Hello. I live in New Brunswick, right on the Atlantic coast of Canada. I grew up a Christian outside the organized Church and remember feeling some kind of tug when I was about 13—I felt as if I was missing something. But I had felt a pull to religious life previous to that, the first time I saw a nun, several years earlier. Through my teen years, I explored Roman Catholicism and the Baptist Church, neither of which my parents felt we could embrace as a family. I chose to attend St. Vincent’s High School in order to be near the RC Sisters of Charity, who founded it, and my experience of nuns was that they were secure in their faith, supportive of the faith of others and, above all, serene, all things that I aspired to. Finally, when I was 18, we joined the Anglican Church, and I knew I had come home. I soon began lay reading, partly because there was a need, and I felt qualified to fill it, and was licensed as a diocesan lay-reader when I was 24. This provided much opportunity for learning and growth and fulfilled part of my need to be involved more deeply in the Church, but I did not feel called to ministry or the deaconate.
Later, I was busy establishing a teaching career and a home of my own and exploring a few romantic relationships, though I always felt better in my relationship with God when I was on my own. And from time to time, that attraction to religious life would re-emerge. Finally, in 2009, when I was 41, I made contact with Mother Mary David at St. Mary’s Abbey in West Malling, and in July 2010, I spent two weeks inside with them as an aspirant. For the next two years, I struggled: I love the Sisters and fit in well with them, but I felt called to stay in Canada—to continue teaching and lay-reading and not to leave my parents, my cats (5!) and my home.
It was a very difficult time, as I felt pulled in both directions: I felt I couldn’t leave home, but God was still drawing me to something more.
Then in autumn 2012, I stumbled across the SCL website and thought it might be what I’d been looking for.
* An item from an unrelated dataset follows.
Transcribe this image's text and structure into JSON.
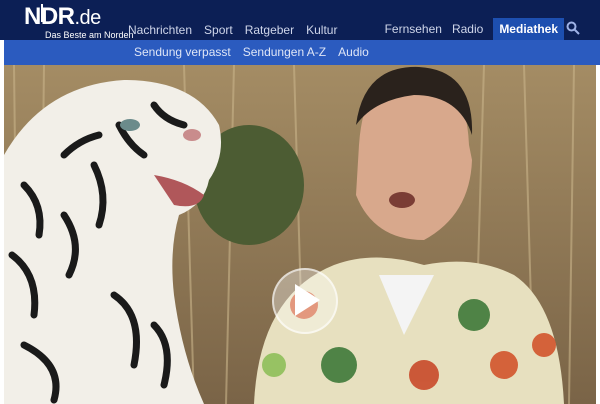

So I immediately wrote to Sister Mary Stephen, the novice sister at West Malling, with whom I’d remained in touch, and she wrote that she had been wondering for some time whether that might be the way forward for me. She suggested that I formalize my connection with the abbey by becoming a Friend and agreed to become my spiritual director. I immediately began formal discernment, which, in June 2013, developed into formation. I now have a local spiritual director, as well, and despite ups and downs, I feel I’m progressing. It’s satisfying, if somewhat amusing, to feel that I’m finally becoming who I’ve always been.
I’m deeply grateful for the support of the network. Although SCL will be easier in some ways than joining a formal community, it’s more difficult in ways, too, as the only other SCL person I’m aware of in Canada is Karen Ann in Ottawa, an hour’s flight away; we correspond via email but haven’t met. So my connection as a Friend of the network is very important to me, as does sharing in the prayer diary.